On the legendary filmmaker’s 27th death anniversary, we look back at the social drama, which was released 60 years ago, and revolved around the interesting, modern premise that even hardened criminals can be reformed.
Revisiting Do Ankhen Barah Haath – V Shantaram death anniversary special
Mumbai - 30 Oct 2017 11:12 IST
Updated : 31 Oct 2017 11:09 IST
After the superhit Jhanak Jhanak Payal Baje (1955), made in glorious Technicolor, filmmaker V Shantaram switched things entirely with his next production — the black and white classic Do Ankhen Barah Haath (1957).
The idea of an ‘open-prison’ experiment (in Aundh) was given to Shantaram by GD Madgulkar, the Marathi writer-poet. The rulers of the princely state tried out prison reforms for convicts and the filmmaker was interested to capture the controversial concept on screen.
Idealistic jailor Adinath (Shantaram) believes in second chances. After much persuasion, he is reluctantly given an opportunity by his superintendent (Baburao Pendharkar) to try a radical experiment away from the traditional jail he manages. Adinath is to take six prisoners, serving sentences for murder, to a plot of waste land, called Azad Nagar, and turn them into model citizens. Adinath has great faith and incredible trust in the chosen men to begin his ambitious plan.
The burly men, however, are not so sure about this second attempt at life. When they finally arrive at Adinath’s property, they scare away the cook and, on the first night in the big house, the men sleep with heavy farm tools and ropes around their feet as a substitute for the shackles they have become used to.
Adinath, called ‘Babuji’ by the men, gets them to work around the place — doing chores and preparing the land for farming. The prisoners are reluctant to do so, finding this labour tougher than life in prison, but slowly get into the rhythm of the house and the land. On certain days, a pretty but feisty toy-seller Champa (Sandhya) passes by and gives them company. Later, when convict Kishen’s two children (he had murdered their mother) join the house, Champa steps in as substitute mother to the kids, as well as the men.

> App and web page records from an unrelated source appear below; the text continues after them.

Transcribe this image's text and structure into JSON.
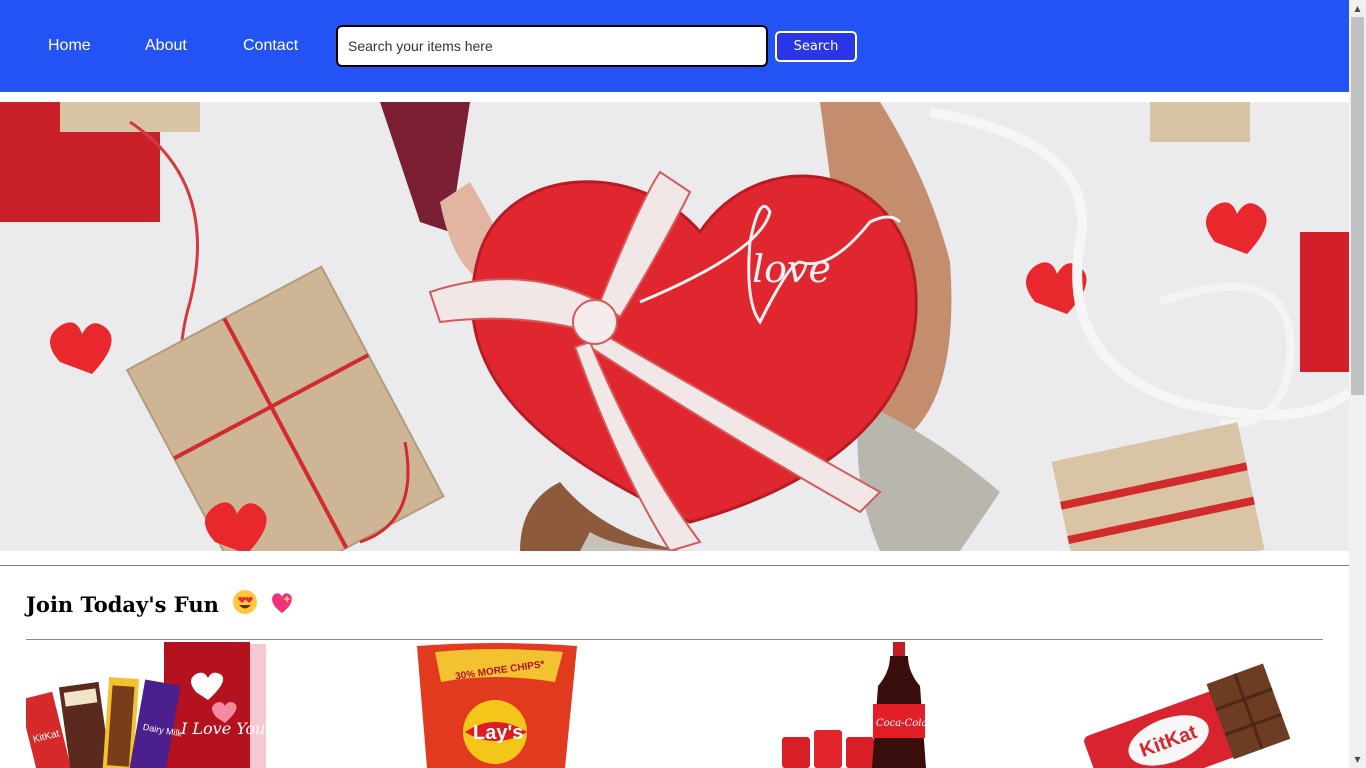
{
  "nav": {
    "links": [
      "Home",
      "About",
      "Contact"
    ],
    "search": {
      "placeholder": "Search your items here",
      "value": "",
      "button_label": "Search"
    }
  },
  "hero": {
    "image": "valentine-heart-gift-hero",
    "overlay_text": "love"
  },
  "section": {
    "title": "Join Today's Fun",
    "emojis": [
      "heart-eyes-emoji",
      "sparkling-heart-emoji"
    ]
  },
  "products": [
    {
      "name": "chocolate-gift-pack",
      "label_text": "I Love You"
    },
    {
      "name": "lays-chips",
      "label_text": "Lay's",
      "badge_text": "30% MORE CHIPS*"
    },
    {
      "name": "coca-cola-pack",
      "label_text": "Coca-Cola"
    },
    {
      "name": "kitkat-bar",
      "label_text": "KitKat"
    }
  ],
  "colors": {
    "navbar": "#2353f5",
    "search_button": "#2a36e6",
    "accent_red": "#e8282d"
  }
}
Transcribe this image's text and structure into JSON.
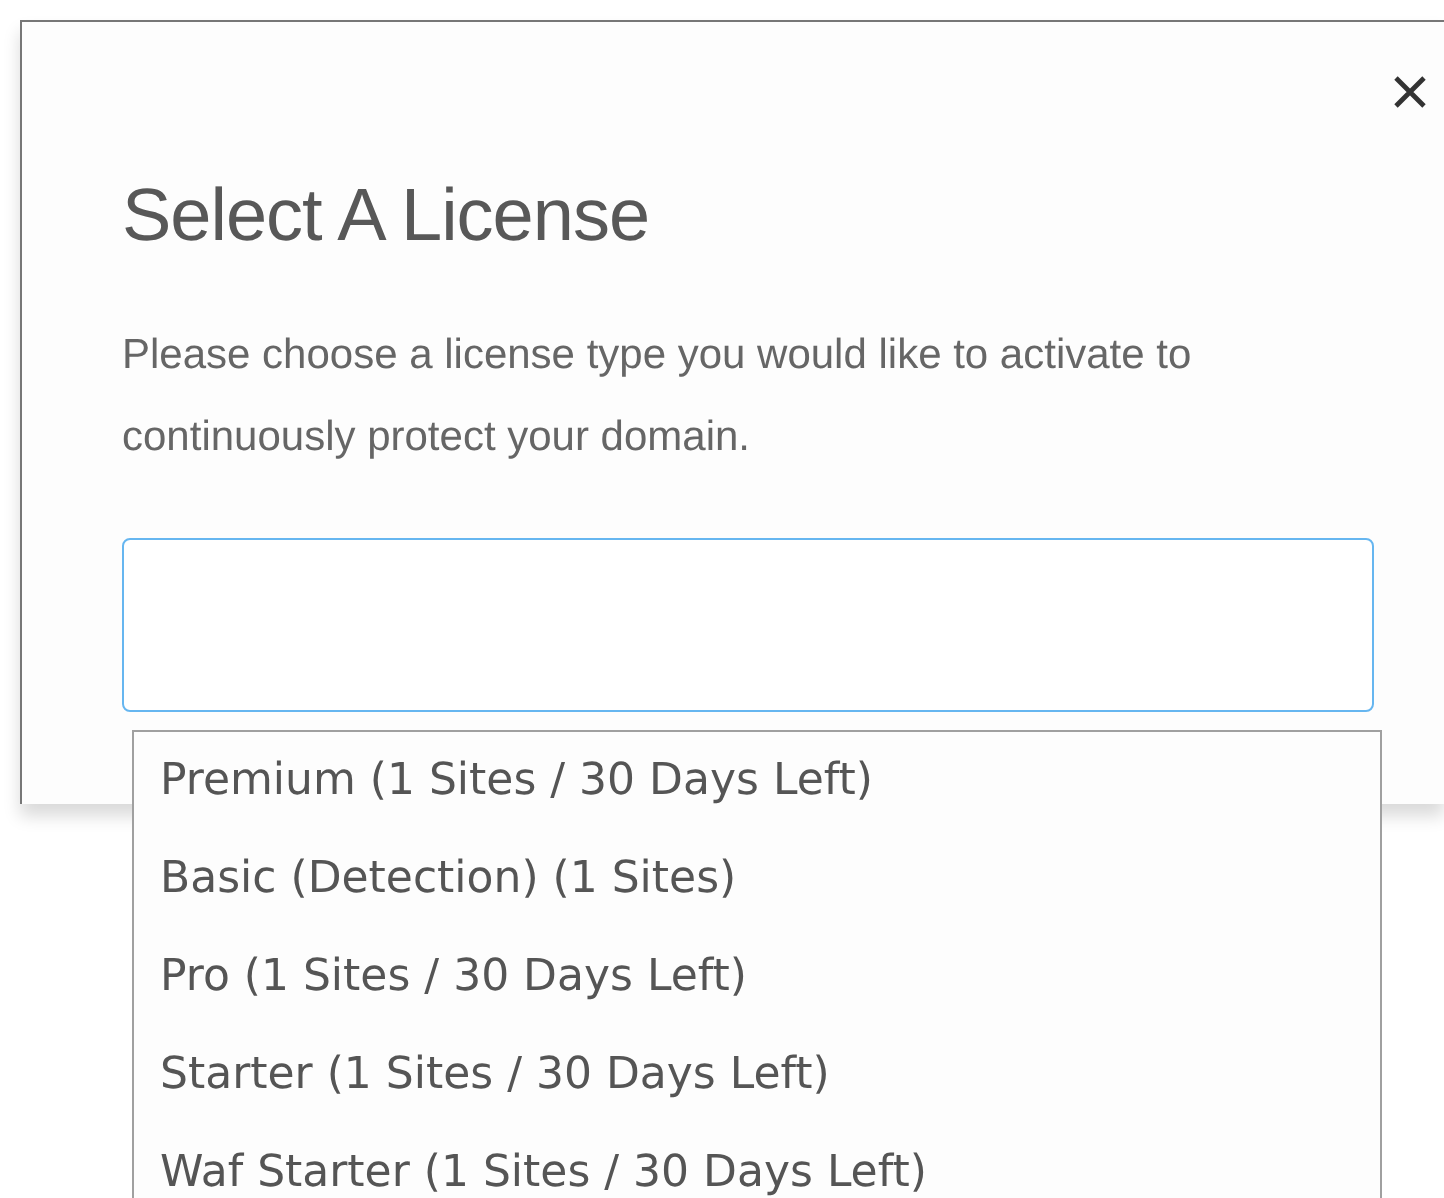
{
  "dialog": {
    "title": "Select A License",
    "description": "Please choose a license type you would like to activate to continuously protect your domain.",
    "options": [
      {
        "label": "Premium (1 Sites / 30 Days Left)"
      },
      {
        "label": "Basic (Detection) (1 Sites)"
      },
      {
        "label": "Pro (1 Sites / 30 Days Left)"
      },
      {
        "label": "Starter (1 Sites / 30 Days Left)"
      },
      {
        "label": "Waf Starter (1 Sites / 30 Days Left)"
      }
    ]
  }
}
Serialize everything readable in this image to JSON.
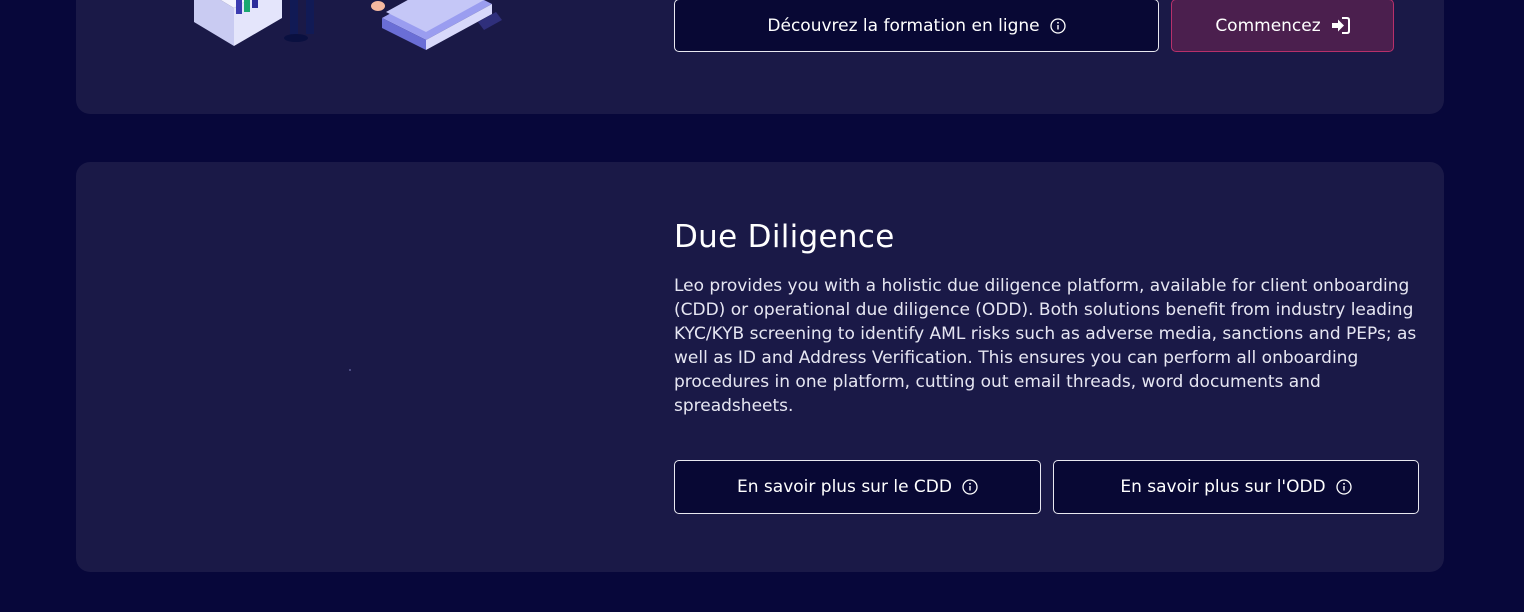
{
  "colors": {
    "page_background": "#07073a",
    "card_background": "#1a1947",
    "button_outline_bg": "#080834",
    "button_start_bg": "#4b1f4e",
    "button_start_border": "#b8306a"
  },
  "top_section": {
    "discover_button": {
      "label": "Découvrez la formation en ligne",
      "icon": "info-circle-icon"
    },
    "start_button": {
      "label": "Commencez",
      "icon": "sign-in-icon"
    }
  },
  "due_diligence": {
    "title": "Due Diligence",
    "description": "Leo provides you with a holistic due diligence platform, available for client onboarding (CDD) or operational due diligence (ODD). Both solutions benefit from industry leading KYC/KYB screening to identify AML risks such as adverse media, sanctions and PEPs; as well as ID and Address Verification. This ensures you can perform all onboarding procedures in one platform, cutting out email threads, word documents and spreadsheets.",
    "cdd_button": {
      "label": "En savoir plus sur le CDD",
      "icon": "info-circle-icon"
    },
    "odd_button": {
      "label": "En savoir plus sur l'ODD",
      "icon": "info-circle-icon"
    }
  }
}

However, this idyllic state cannot last for long. The rest of the men grow jealous of Kishen having his children over to stay at the house and plot to harm Adinath and escape. However, Jalia Nai (BM Vyas), who is supposed to make the fateful cut with his barber’s blade, cannot in good conscience do the dastardly deed.
Adinath sends out the men to sell the vegetables they have produced at the weekly village market for a cheaper price. The main agent who runs the market feels threatened. He first tries to win over Adinath’s men by intoxicating them. When this doesn’t work, they end the competition by setting fire to the convicts' harvested crops and letting loose a herd of cattle in the fields.
While trying to prevent the destruction and taming a wayward bull charging towards his men, Adinath is seriously injured and loses his life. But his faith in the men was not unfounded. They honour his legacy even after his death. Adinath’s eyes are shown watching over them as their conscience and the six men raise their hands (barah haath) towards him in tribute and decide to dedicate their lives to his cause even after they are pardoned by the state.
The prayer from this film, ‘Ae Malik Tere Bande Hum’, sung by Lata Mangeshkar, was made famous across the country in schools, colleges and even jails. But the poignant song, written by Bharat Vyas and composed by Shantaram stalwart Vasant Desai, is sung by Adinath throughout the film. After his death, Champa and the men gather around to sing the song as tribute to his legacy and noble effort.
It is hard to believe that Shantaram was 56 when he made this film. He looks absolutely fit and ready for combat with men half his age. In fact, during the tough sequence with the bull, he was actually grievously injured and at one point the doctors thought he might lose his eyesight. Shantaram not only recovered from an operation but also bounced back with Navrang (1959), which he felt literally opened his eyes to the colour around him in the world.
Do Ankhen Barah Haath ran for 60 weeks at Bombay’s Opera House and gained national and international acclaim for Shantaram and his team. It won the National awards for Best Feature Film and Best Feature Film in Hindi. Abroad, it won the Samuel Goldwyn International Film Award (known today as the Golden Globe) for Best Foreign Motion Picture of 1958 and Best Picture at International Film Festival in Berlin.
Back in India, when the film was first screened, the reaction was not rapturous. Shantaram recalled in his autobiography that the audience at the film’s premiere was subdued. "None of them stayed behind to congratulate me. Only Vijaybhai Bhatt [of Prakash Pictures] said I had offered 'something new' to the film industry.”
Today, these prestigious awards stand in a place of honour in a vast trophy cabinet at the Rajkamal Kalamandir studio in Parel. and even seeing them up behind the glass, as I have, gives you goosebumps thinking of the legacy they speak of.